As mitochondrial proteins that activate effector caspases are released in both pathways, permeabilization of the outer mitochondrial membrane represents a critical checkpoint during apoptosis and is under the control of the Bcl-2 family of proteins. This protein family possesses both pro-apoptotic (effector (Bax, Bak), and BH3-only proteins (Bad, Bim, Bid, Bik, Noxa, Puma, HRK, BMF) and anti-apoptotic functions (Bcl-2, Bcl-XL, Mcl-1, A1, Bcl-B, Bcl-w). The pro-apoptotic Bax and Bak are pore-forming proteins that can promote the release of pro-apoptotic proteins from the mitochondria to the cytosol to trigger the caspase cascade. Mitochondrial Ca2+ uptake and oxidative stress can trigger opening of a high-conductance pore in the inner mitochondrial membrane, called the mitochondrial permeability transition pore. Opening of this pore is controlled by Ca2+ but can be influenced by ATP production and oxidative stress.
Mitochondria are the primary source for reactive oxygen species (ROS) generation, which is tightly linked to apoptosis. Excessive ROS production can lead to the oxidation of macromolecules such as cardiolipin, the anchor of cytochrome c, to facilitate cytochrome c release and trigger the caspase cascade. Multiple antioxidants have been shown to display protective effects against apoptosis.
Anoikis is a specific form of apoptosis accompanied by a sudden loss of metabolic functions. During anoikis, which is induced upon cell detachment from the extracellular matrix, cells undergo dramatic metabolic changes characterized by decreased glucose uptake, glycolytic flux, mitochondrial respiration and pentose phosphate pathway activity. While the ATP and NADPH concentrations are reduced, ROS production is significantly increased, suggesting the importance of mitochondrial ROS in the execution of anoikis.
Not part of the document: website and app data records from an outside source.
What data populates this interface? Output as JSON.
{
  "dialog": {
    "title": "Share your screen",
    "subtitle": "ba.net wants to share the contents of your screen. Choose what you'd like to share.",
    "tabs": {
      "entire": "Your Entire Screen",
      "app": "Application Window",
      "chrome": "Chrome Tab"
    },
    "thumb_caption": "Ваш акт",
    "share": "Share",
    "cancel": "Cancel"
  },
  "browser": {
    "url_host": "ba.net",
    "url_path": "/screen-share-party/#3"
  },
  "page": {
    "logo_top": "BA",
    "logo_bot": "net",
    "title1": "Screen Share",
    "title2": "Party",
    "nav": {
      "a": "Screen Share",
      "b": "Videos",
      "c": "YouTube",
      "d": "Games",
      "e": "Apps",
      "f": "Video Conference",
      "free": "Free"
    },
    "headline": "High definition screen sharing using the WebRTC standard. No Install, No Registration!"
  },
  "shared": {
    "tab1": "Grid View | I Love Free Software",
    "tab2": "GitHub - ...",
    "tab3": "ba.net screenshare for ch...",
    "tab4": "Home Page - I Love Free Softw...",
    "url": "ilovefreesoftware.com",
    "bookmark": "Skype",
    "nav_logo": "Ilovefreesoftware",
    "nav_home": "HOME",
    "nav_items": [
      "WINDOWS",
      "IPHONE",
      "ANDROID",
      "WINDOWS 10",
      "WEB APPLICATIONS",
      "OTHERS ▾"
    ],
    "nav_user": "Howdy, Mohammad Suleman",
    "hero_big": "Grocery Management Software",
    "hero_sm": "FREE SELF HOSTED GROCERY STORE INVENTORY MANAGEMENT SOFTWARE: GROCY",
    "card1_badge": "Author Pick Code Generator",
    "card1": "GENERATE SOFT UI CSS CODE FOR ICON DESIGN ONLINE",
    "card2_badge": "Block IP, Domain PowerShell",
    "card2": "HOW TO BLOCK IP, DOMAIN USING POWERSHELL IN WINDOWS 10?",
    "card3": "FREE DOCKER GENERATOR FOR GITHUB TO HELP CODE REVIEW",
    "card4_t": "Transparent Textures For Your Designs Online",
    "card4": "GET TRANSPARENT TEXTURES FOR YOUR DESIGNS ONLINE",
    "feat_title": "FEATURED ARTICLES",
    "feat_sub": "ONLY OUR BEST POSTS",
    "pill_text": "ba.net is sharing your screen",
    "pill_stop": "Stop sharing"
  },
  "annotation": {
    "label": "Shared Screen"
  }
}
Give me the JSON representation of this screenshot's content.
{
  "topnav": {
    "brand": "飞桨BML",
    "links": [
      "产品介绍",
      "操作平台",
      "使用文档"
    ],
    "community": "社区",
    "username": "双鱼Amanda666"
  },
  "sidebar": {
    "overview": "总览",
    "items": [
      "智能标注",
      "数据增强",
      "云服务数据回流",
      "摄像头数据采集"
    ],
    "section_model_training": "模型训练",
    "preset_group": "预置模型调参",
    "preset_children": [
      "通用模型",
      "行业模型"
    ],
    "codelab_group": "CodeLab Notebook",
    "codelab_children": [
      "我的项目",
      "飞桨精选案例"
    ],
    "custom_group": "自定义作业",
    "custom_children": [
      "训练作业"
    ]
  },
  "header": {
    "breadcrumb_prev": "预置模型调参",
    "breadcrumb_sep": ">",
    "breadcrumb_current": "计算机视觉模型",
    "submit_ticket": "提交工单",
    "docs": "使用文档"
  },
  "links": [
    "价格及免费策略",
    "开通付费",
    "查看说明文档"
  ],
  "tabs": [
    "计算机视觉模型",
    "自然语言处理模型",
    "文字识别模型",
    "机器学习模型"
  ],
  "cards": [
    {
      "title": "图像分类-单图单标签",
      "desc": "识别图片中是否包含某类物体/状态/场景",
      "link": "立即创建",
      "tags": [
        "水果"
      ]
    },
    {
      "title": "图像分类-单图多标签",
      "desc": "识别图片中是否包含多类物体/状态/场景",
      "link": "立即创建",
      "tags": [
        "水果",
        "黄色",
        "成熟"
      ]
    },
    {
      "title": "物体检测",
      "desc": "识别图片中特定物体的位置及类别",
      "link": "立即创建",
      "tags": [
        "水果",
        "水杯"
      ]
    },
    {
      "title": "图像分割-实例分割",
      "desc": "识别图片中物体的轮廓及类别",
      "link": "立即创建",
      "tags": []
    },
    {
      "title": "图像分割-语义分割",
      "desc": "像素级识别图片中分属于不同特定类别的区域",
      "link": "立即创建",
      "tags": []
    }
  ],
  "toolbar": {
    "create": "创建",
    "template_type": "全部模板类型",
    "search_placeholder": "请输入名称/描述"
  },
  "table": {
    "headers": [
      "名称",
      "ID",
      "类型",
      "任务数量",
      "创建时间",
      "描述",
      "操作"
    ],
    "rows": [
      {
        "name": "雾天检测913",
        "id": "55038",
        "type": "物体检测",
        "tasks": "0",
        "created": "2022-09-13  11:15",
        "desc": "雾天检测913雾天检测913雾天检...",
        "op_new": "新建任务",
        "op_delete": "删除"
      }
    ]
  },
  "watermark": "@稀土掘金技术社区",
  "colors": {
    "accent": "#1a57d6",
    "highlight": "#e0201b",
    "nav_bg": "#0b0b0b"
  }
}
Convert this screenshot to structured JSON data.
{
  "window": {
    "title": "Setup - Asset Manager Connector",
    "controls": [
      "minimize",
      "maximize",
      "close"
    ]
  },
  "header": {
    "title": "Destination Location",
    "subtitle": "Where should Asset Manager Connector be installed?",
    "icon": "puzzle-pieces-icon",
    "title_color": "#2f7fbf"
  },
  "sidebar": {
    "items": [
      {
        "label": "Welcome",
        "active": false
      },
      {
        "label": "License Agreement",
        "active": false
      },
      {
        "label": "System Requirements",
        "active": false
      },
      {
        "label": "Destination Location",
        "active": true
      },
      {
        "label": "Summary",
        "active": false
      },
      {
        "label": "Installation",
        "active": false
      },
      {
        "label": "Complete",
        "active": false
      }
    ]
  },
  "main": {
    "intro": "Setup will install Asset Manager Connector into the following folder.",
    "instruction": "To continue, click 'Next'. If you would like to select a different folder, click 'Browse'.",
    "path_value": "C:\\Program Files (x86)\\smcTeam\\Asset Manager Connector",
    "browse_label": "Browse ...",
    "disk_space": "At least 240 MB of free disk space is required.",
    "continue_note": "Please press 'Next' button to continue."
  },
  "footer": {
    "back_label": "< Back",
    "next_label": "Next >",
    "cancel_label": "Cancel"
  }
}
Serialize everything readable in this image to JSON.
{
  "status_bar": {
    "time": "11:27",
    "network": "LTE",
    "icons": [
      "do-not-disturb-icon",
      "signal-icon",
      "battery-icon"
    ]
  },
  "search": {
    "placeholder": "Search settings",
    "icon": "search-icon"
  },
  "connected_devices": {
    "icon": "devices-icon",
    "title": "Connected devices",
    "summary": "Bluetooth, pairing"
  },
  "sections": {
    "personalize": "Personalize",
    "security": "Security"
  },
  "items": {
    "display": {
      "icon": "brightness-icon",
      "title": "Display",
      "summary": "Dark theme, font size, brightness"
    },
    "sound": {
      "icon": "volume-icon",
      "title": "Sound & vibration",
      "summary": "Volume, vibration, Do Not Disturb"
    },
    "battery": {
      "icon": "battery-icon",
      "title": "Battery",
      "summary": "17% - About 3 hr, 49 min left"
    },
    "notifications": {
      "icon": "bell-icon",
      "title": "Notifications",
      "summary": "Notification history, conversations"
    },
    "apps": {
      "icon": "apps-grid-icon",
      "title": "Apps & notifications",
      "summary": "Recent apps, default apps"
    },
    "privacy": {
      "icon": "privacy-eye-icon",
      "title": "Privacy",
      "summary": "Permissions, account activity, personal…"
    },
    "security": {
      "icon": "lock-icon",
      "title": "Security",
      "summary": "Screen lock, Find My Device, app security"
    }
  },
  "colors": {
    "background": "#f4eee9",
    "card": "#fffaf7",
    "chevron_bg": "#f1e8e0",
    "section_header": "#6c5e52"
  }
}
In contrast with apoptosis, necrosis is a morphologically distinct form of cell death characterized by mitochondrial swelling, loss of Djm, and impaired oxidative phosphorylation (OXPHOS) and ATP generation, concomitant with the release of apoptogenic proteins from mitochondria. These events block apoptotic cell death due to energetic failure. Further, programmed necrosis, necroptosis, mediated by receptor interacting protein kinase-3 (RIPK3), which is the best-characterized form of regulated necrosis, is suggested to require mitochondrial ROS generation, which is dependent on mitochondrial permeability transition and involves cyclophilin D but is independent of Bax and Bak. While cells that have been depleted of mitochondria through artificial mitophagy are resistant to apoptosis, cells lacking the vast majority of their mitochondria remain still sensitive to undergoing necroptosis, suggesting that mitochondria or mitochondrial metabolism may likely not to be entirely critical for the execution of necroptosis.